**EXERCISE REQUIREMENTS**.
Your answer should consist only of the records, copied exactly, with the images removed.

**DATA EXTRACTS**.
::::::::

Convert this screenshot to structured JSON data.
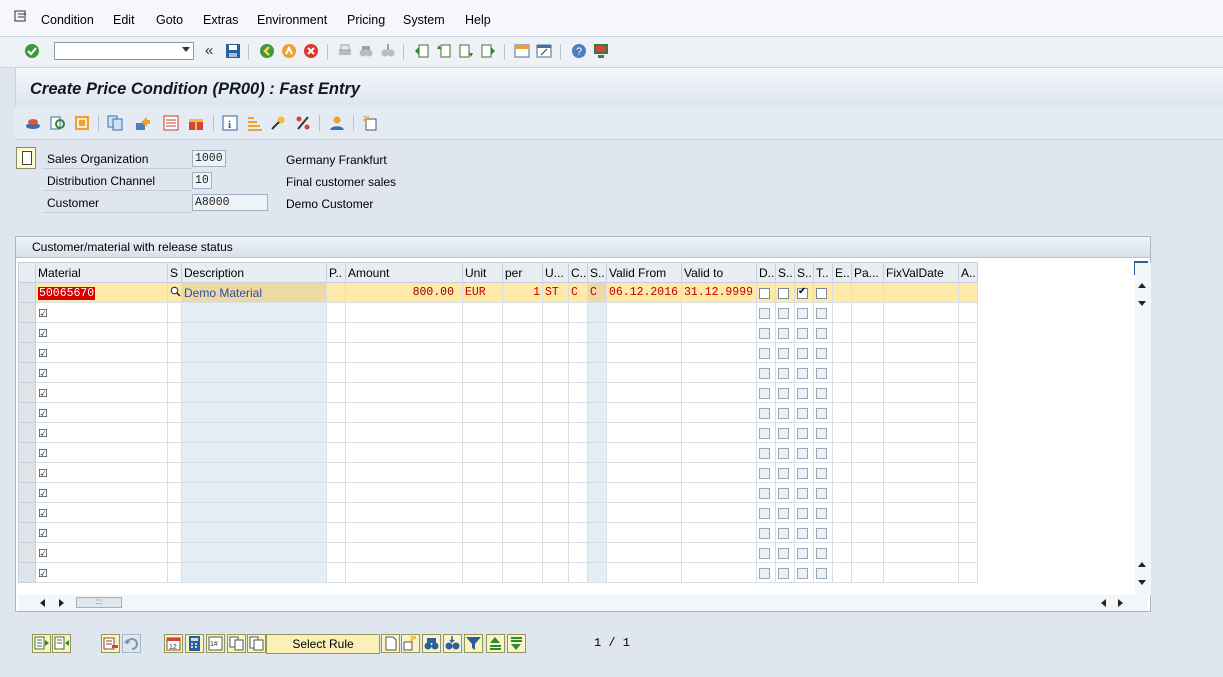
{
  "menu": {
    "items": [
      "Condition",
      "Edit",
      "Goto",
      "Extras",
      "Environment",
      "Pricing",
      "System",
      "Help"
    ]
  },
  "toolbar": {
    "command_field_value": "",
    "icons": [
      "enter-icon",
      "back-arrows-icon",
      "save-icon",
      "back-icon",
      "exit-icon",
      "cancel-icon",
      "print-icon",
      "find-icon",
      "find-next-icon",
      "first-page-icon",
      "previous-page-icon",
      "next-page-icon",
      "last-page-icon",
      "create-session-icon",
      "shortcut-icon",
      "help-icon",
      "customize-layout-icon"
    ]
  },
  "screen": {
    "title": "Create Price Condition (PR00) : Fast Entry"
  },
  "header_fields": [
    {
      "label": "Sales Organization",
      "value": "1000",
      "description": "Germany Frankfurt"
    },
    {
      "label": "Distribution Channel",
      "value": "10",
      "description": "Final customer sales"
    },
    {
      "label": "Customer",
      "value": "A8000",
      "description": "Demo Customer"
    }
  ],
  "grid": {
    "title": "Customer/material with release status",
    "columns": [
      "Material",
      "S",
      "Description",
      "P..",
      "Amount",
      "Unit",
      "per",
      "U...",
      "C..",
      "S..",
      "Valid From",
      "Valid to",
      "D..",
      "S..",
      "S..",
      "T..",
      "E..",
      "Pa...",
      "FixValDate",
      "A.."
    ],
    "first_row": {
      "material": "50065670",
      "description": "Demo Material",
      "amount": "800.00",
      "unit": "EUR",
      "per": "1",
      "uom": "ST",
      "calc_type": "C",
      "scale_type": "C",
      "valid_from": "06.12.2016",
      "valid_to": "31.12.9999",
      "flags": [
        false,
        false,
        true,
        false
      ]
    },
    "empty_rows": 14
  },
  "bottom": {
    "select_rule_label": "Select Rule",
    "pager": "1 / 1"
  }
}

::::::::

**EXERCISE ANSWER**.
Convert this screenshot to structured JSON data.
{
  "menu": {
    "items": [
      "Condition",
      "Edit",
      "Goto",
      "Extras",
      "Environment",
      "Pricing",
      "System",
      "Help"
    ]
  },
  "toolbar": {
    "command_field_value": "",
    "icons": [
      "enter-icon",
      "back-arrows-icon",
      "save-icon",
      "back-icon",
      "exit-icon",
      "cancel-icon",
      "print-icon",
      "find-icon",
      "find-next-icon",
      "first-page-icon",
      "previous-page-icon",
      "next-page-icon",
      "last-page-icon",
      "create-session-icon",
      "shortcut-icon",
      "help-icon",
      "customize-layout-icon"
    ]
  },
  "screen": {
    "title": "Create Price Condition (PR00) : Fast Entry"
  },
  "header_fields": [
    {
      "label": "Sales Organization",
      "value": "1000",
      "description": "Germany Frankfurt"
    },
    {
      "label": "Distribution Channel",
      "value": "10",
      "description": "Final customer sales"
    },
    {
      "label": "Customer",
      "value": "A8000",
      "description": "Demo Customer"
    }
  ],
  "grid": {
    "title": "Customer/material with release status",
    "columns": [
      "Material",
      "S",
      "Description",
      "P..",
      "Amount",
      "Unit",
      "per",
      "U...",
      "C..",
      "S..",
      "Valid From",
      "Valid to",
      "D..",
      "S..",
      "S..",
      "T..",
      "E..",
      "Pa...",
      "FixValDate",
      "A.."
    ],
    "first_row": {
      "material": "50065670",
      "description": "Demo Material",
      "amount": "800.00",
      "unit": "EUR",
      "per": "1",
      "uom": "ST",
      "calc_type": "C",
      "scale_type": "C",
      "valid_from": "06.12.2016",
      "valid_to": "31.12.9999",
      "flags": [
        false,
        false,
        true,
        false
      ]
    },
    "empty_rows": 14
  },
  "bottom": {
    "select_rule_label": "Select Rule",
    "pager": "1 / 1"
  }
}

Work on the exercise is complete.